To do
Read through the material below and copy each line in which the word "yazmış" occurs.

Records for this task

◆ ◆ ◆ ◆ ◆ ◆ ◆

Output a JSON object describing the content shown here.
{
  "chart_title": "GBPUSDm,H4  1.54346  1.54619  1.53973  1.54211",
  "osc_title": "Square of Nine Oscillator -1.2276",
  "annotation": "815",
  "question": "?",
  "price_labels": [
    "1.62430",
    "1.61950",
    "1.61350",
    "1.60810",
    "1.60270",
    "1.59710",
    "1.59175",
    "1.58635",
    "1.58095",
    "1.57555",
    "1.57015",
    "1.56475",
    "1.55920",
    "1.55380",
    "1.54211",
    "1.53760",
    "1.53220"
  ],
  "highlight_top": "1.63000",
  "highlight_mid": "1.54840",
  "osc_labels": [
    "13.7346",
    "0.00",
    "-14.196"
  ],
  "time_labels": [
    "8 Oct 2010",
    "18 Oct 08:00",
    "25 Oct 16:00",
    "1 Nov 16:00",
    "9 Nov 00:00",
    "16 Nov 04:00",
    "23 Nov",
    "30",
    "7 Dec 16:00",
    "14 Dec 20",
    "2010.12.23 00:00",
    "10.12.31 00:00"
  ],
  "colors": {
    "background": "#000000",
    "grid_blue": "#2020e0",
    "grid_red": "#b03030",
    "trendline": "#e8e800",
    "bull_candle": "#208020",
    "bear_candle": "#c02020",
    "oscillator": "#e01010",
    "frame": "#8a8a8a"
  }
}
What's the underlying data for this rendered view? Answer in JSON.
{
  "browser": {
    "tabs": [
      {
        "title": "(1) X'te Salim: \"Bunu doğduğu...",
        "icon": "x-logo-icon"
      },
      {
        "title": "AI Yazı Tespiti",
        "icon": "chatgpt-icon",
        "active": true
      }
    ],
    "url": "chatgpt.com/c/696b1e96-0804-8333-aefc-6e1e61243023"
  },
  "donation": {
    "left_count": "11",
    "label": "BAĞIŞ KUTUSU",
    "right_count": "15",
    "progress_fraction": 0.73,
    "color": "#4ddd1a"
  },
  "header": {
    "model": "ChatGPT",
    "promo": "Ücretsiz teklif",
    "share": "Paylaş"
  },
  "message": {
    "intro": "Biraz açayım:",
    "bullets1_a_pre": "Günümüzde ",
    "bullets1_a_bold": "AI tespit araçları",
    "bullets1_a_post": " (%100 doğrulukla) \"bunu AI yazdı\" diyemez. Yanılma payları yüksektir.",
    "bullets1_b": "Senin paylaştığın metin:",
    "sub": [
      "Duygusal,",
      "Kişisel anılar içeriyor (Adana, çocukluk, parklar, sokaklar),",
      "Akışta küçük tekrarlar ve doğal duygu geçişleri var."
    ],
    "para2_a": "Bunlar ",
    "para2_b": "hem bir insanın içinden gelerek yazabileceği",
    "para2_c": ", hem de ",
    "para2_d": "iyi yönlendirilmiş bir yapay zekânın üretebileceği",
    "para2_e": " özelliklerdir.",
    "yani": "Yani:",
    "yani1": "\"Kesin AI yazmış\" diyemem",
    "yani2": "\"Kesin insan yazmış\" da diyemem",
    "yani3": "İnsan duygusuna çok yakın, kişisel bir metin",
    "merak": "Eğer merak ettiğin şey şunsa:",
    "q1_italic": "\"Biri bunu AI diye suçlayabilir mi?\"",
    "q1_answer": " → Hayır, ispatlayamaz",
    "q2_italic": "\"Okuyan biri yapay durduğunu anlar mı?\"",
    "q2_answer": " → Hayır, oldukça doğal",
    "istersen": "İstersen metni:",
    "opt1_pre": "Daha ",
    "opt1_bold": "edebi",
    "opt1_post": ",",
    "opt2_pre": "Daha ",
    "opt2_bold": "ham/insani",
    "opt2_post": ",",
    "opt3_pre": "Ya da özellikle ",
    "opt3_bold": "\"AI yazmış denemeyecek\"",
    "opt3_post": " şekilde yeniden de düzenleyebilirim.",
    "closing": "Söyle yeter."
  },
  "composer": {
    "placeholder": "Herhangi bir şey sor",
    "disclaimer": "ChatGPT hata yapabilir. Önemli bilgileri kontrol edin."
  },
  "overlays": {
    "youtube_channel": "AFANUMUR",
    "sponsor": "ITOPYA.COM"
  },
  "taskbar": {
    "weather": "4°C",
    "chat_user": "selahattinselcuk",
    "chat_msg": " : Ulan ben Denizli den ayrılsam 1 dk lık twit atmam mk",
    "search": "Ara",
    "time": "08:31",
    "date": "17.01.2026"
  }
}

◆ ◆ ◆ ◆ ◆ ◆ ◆

Written reply
    "yani1": "\"Kesin AI yazmış\" diyemem",
    "yani2": "\"Kesin insan yazmış\" da diyemem",
    "opt3_bold": "\"AI yazmış denemeyecek\"",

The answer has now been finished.